__WHAT NEEDS TO BE DONE__. From the listing below, copy each line where "description" occurs.

__INFORMATION__.
════════

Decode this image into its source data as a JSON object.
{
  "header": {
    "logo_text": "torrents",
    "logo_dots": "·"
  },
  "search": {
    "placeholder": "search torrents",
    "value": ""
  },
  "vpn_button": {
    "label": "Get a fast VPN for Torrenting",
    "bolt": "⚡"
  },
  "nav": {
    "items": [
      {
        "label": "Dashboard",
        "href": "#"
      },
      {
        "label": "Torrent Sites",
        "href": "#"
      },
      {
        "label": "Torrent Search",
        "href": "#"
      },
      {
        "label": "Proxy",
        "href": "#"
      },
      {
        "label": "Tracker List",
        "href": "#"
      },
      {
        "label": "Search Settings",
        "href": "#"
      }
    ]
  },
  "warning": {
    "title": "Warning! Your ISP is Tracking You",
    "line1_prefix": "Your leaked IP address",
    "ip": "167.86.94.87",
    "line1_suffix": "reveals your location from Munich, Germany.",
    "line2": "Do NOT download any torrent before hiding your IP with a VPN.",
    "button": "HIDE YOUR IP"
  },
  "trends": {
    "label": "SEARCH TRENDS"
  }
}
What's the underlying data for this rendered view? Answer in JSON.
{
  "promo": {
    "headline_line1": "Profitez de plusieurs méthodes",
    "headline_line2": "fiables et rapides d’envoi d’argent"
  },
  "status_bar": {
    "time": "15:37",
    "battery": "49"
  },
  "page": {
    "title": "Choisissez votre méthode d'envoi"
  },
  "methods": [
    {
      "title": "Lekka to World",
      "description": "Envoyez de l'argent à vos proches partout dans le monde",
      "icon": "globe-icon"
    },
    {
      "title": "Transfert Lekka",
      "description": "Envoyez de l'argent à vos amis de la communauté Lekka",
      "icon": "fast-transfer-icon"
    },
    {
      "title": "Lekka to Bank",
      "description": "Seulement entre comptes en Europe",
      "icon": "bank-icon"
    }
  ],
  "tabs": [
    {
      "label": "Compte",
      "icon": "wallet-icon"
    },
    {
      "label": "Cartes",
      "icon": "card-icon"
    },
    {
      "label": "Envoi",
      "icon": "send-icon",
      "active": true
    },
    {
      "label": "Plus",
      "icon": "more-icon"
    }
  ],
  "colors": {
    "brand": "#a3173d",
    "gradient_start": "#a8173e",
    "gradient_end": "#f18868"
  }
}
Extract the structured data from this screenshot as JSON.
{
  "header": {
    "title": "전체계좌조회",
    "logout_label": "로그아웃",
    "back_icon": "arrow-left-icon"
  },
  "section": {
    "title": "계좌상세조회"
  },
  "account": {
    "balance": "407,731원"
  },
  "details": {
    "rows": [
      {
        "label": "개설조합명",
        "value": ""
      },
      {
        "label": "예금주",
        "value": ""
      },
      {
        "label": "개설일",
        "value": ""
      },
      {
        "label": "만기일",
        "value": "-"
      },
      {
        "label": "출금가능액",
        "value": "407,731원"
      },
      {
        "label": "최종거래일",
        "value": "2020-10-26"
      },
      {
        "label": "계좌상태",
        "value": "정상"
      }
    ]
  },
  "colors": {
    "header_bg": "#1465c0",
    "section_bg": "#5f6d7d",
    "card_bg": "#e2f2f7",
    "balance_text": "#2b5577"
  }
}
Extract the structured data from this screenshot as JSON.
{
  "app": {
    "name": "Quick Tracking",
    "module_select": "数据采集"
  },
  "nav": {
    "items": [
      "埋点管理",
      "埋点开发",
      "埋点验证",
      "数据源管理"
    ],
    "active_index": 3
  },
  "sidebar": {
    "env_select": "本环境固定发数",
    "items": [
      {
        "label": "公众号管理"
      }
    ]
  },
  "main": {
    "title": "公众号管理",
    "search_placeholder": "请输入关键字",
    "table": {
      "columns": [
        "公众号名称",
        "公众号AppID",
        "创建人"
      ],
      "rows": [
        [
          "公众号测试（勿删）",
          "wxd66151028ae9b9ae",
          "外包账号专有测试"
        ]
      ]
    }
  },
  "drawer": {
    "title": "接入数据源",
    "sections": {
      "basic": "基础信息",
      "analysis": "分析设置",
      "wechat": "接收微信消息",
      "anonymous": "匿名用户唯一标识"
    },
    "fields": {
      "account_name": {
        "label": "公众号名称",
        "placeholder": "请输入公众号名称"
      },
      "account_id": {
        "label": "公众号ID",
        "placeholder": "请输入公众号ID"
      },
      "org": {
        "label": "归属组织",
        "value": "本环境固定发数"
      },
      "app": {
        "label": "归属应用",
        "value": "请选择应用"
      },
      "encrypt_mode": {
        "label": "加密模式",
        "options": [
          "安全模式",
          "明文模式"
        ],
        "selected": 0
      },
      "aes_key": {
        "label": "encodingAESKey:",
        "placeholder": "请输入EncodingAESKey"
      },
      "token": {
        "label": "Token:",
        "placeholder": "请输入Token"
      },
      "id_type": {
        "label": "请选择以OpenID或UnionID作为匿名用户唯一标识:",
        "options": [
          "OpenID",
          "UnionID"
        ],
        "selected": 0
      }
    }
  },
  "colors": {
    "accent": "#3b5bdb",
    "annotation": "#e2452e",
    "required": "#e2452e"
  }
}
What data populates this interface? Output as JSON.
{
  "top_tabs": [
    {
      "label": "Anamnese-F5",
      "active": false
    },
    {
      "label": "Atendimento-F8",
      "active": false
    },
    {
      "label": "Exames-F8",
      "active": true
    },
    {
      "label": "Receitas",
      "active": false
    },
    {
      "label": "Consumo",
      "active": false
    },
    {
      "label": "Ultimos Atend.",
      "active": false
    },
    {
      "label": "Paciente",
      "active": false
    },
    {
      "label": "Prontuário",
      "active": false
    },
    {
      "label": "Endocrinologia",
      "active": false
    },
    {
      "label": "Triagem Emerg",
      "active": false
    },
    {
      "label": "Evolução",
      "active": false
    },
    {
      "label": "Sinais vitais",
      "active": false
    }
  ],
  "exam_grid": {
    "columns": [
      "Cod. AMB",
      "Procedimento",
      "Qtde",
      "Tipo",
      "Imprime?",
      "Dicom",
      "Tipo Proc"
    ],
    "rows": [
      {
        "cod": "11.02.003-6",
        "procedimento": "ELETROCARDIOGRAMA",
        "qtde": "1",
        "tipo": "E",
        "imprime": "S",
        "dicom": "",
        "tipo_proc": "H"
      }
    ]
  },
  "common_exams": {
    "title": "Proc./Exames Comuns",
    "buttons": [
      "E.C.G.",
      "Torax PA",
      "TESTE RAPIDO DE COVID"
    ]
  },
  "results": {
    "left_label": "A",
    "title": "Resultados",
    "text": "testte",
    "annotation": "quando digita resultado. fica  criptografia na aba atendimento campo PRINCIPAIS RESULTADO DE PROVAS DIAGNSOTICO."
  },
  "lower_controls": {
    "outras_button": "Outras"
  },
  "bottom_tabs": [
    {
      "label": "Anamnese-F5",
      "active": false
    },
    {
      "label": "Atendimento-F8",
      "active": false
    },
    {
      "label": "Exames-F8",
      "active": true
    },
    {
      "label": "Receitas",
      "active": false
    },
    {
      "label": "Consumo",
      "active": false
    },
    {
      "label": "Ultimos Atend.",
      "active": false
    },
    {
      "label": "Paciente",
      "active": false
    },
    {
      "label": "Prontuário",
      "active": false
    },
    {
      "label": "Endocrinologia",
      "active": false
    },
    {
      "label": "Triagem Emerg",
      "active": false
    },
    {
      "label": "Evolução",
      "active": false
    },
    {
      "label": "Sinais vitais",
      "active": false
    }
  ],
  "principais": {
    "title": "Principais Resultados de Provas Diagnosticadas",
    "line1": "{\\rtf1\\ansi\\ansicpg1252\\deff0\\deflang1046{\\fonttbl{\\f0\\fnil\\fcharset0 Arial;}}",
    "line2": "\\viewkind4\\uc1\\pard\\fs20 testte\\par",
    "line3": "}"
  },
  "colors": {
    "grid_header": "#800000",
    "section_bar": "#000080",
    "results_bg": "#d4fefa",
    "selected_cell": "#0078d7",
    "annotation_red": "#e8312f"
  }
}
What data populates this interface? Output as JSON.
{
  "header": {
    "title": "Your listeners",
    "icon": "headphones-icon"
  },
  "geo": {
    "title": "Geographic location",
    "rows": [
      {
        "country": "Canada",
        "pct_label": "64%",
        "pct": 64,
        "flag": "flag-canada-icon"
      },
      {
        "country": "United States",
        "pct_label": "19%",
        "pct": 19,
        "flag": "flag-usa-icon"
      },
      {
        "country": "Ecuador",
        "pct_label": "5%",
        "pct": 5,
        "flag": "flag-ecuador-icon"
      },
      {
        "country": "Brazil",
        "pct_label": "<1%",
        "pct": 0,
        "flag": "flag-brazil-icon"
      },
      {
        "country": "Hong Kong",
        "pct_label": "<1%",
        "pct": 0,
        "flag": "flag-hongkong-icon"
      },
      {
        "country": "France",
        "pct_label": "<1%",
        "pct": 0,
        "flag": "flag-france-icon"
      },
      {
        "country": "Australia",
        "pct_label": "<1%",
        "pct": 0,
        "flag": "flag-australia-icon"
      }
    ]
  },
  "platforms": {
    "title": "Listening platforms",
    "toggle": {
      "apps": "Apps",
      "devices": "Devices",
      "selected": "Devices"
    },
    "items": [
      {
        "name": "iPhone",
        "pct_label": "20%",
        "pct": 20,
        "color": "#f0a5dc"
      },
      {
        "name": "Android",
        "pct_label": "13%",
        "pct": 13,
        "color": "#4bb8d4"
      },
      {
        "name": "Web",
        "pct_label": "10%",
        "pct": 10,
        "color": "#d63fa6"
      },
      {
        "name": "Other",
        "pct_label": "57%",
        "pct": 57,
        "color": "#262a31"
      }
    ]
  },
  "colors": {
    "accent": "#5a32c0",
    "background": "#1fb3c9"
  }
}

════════

__PROBLEM SOLUTION__.
      "description": "Envoyez de l'argent à vos proches partout dans le monde",
      "description": "Envoyez de l'argent à vos amis de la communauté Lekka",
      "description": "Seulement entre comptes en Europe",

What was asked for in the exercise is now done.